The major route by which ascorbate enters the CNS involves transport from plasma to the CSF across the epithelium of the choroid plexus.
But a different study The Influx of Ascorbic Acid into the Rat’s Brain
The idea, proposed by Spector & Lorenzo (1973), that the choroid plexus plays an important role in the transport of ascorbic acid into the brain must now be reconsidered in the light of our finding that there is a carrier-mediated transport process for this vitamin across the cerebral capillaries…when ascorbic acid in the plasma is within the normal physiological concentration (58 uM), the influx across the brain is approximately 10 times higher than that through the choroid plexus…Another reason for believing that the choroid plexus only plays a small part in the entry of ascorbic acid into the tissue of the brain is that when the ascorbic acid has passed through the choroid plexus into the cerebrospinal fluid (CSF) it has a long pathway to traverse before it reaches the cerebral cells. It must be carried in the CSF from the lateral ventricles, over the convexity of the hemispheres and then alongside the penetrating vessels of the brain into the cerebral tissue. In this study, we have shown that the labelled vitamin was found in the brain tissue within 1 min. The rapidity of this accumulation in the cerebral tissue makes it most unlikely that the choroid plexus is a major route of entry.
And another different study Vitamin C Crosses the Blood–Brain Barrier in the Oxidized Form Through the Glucose Transporters

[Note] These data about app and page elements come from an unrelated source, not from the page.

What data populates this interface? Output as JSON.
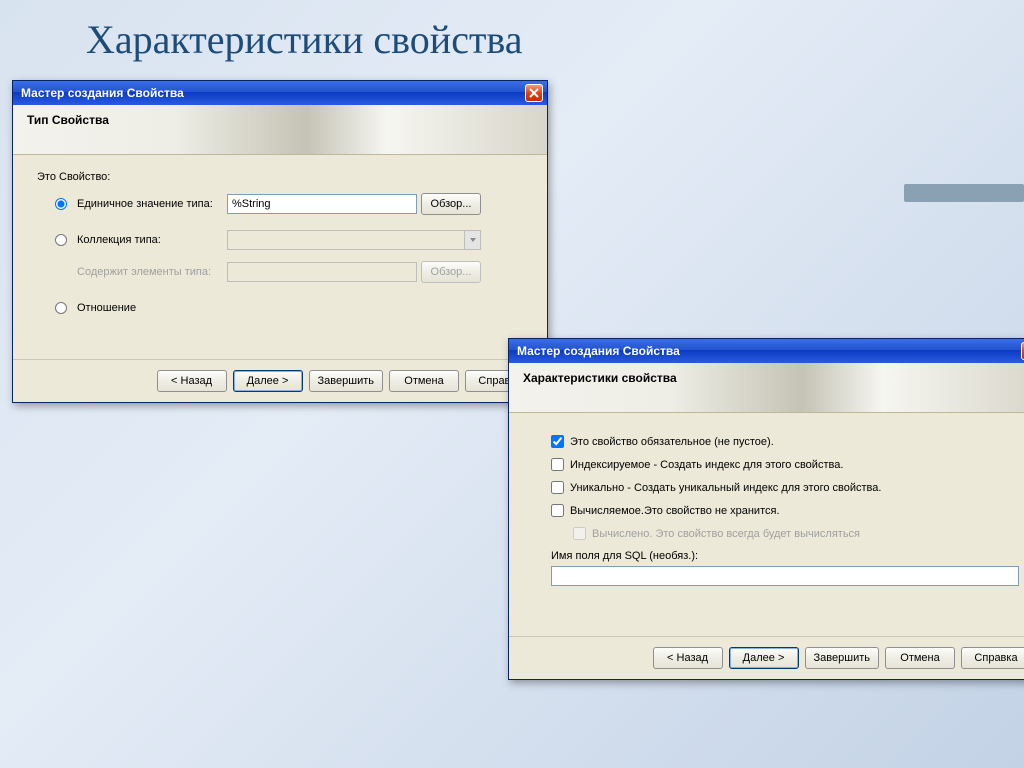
{
  "slide": {
    "title": "Характеристики свойства"
  },
  "win1": {
    "title": "Мастер создания Свойства",
    "header": "Тип Свойства",
    "section": "Это Свойство:",
    "radios": {
      "single": "Единичное значение типа:",
      "collection": "Коллекция типа:",
      "containsLabel": "Содержит элементы типа:",
      "relation": "Отношение"
    },
    "typeValue": "%String",
    "browse": "Обзор...",
    "browseDisabled": "Обзор...",
    "buttons": {
      "back": "< Назад",
      "next": "Далее >",
      "finish": "Завершить",
      "cancel": "Отмена",
      "help": "Справка"
    }
  },
  "win2": {
    "title": "Мастер создания Свойства",
    "header": "Характеристики свойства",
    "checks": {
      "required": "Это свойство обязательное (не пустое).",
      "indexed": "Индексируемое - Создать индекс для этого свойства.",
      "unique": "Уникально - Создать уникальный индекс для этого свойства.",
      "computed": "Вычисляемое.Это свойство не хранится.",
      "computedAlways": "Вычислено. Это свойство всегда будет вычисляться"
    },
    "sqlLabel": "Имя поля для SQL (необяз.):",
    "buttons": {
      "back": "< Назад",
      "next": "Далее >",
      "finish": "Завершить",
      "cancel": "Отмена",
      "help": "Справка"
    }
  }
}
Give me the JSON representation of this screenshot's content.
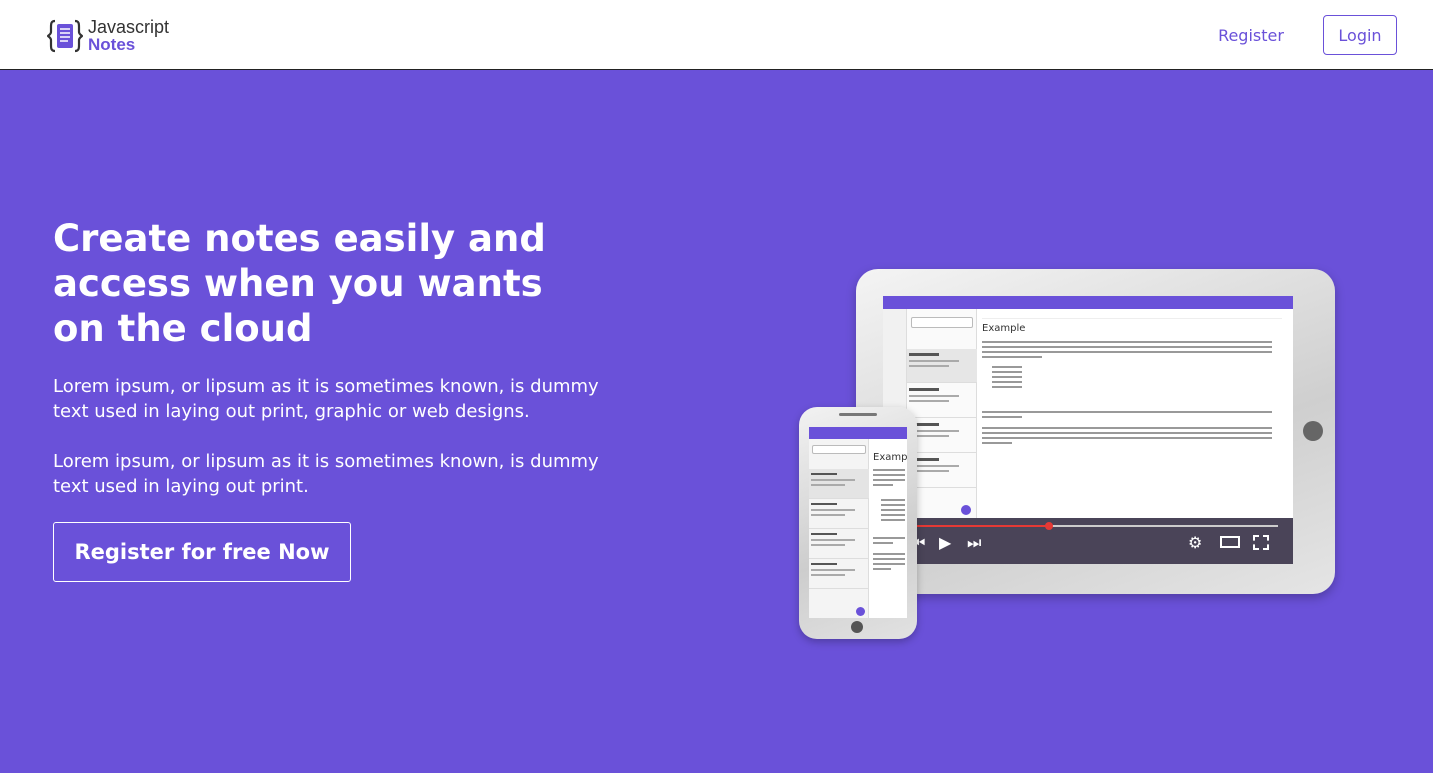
{
  "header": {
    "logo": {
      "line1": "Javascript",
      "line2": "Notes",
      "icon": "notes-braces-icon"
    },
    "nav": {
      "register_label": "Register",
      "login_label": "Login"
    }
  },
  "hero": {
    "title": "Create notes easily and access when you wants on the cloud",
    "paragraphs": [
      "Lorem ipsum, or lipsum as it is sometimes known, is dummy text used in laying out print, graphic or web designs.",
      "Lorem ipsum, or lipsum as it is sometimes known, is dummy text used in laying out print."
    ],
    "cta_label": "Register for free Now"
  },
  "illustration": {
    "tablet_note_heading": "Example",
    "phone_note_heading": "Example",
    "video_progress": 0.38,
    "video_icons": [
      "skip-back-icon",
      "play-icon",
      "skip-forward-icon",
      "settings-icon",
      "theater-mode-icon",
      "fullscreen-icon"
    ]
  },
  "colors": {
    "primary": "#6a51d9",
    "header_bg": "#ffffff",
    "text_on_primary": "#ffffff"
  }
}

We identified the chemical form of vitamin C that readily crosses the blood–brain barrier, and the mechanism of this process. Ascorbic acid was not able to cross the blood–brain barrier in our studies. In contrast, the oxidized form of vitamin C, dehydroascorbic acid (oxidized ascorbic acid), readily entered the brain and was retained in the brain tissue in the form of ascorbic acid…The findings define the transport of dehydroascorbic acid by GLUT1 as a mechanism by which the brain acquires vitamin C, and point to the oxidation of ascorbic acid as a potentially important regulatory step in accumulation of the vitamin by the brain.
So, the form of vitamin C that enters the brain, and the mechanism of its entry into the brain under normal
conditions, remains controversial and there is by no means any general agreement or consensus among scientists.
However, it is well-known and agreed that when DHAA is injected into the bloodstream, vitamin C accumulates in the brain at a rate and in an amount many, many times greater than when an equivalent amount of AA is administered. This has been shown in numerous studies. The most recent such study that I’m aware of is this one in which the comparative accumulation is demonstrated with remarkable images
of the brain: (11C)Ascorbic and (11C)Dehydroascorbic Acid, An Endogenous Redox Pair for Sensing Reactive Oxygen Species Using Positron Emission Tomography
Thus for the purpose of pharmacological
intervention with exogenous vitamin C for the potential treatment of Alzheimer’s, Parkinson’s, stroke, brain cancers, etc., it seems to me that the choice of DHAA versus AA should be…well, a no-brainer!
Douglas Q. Kitt, founder of ReCverin LLC, sellers of stabilized dehydroascorbic acid solutions.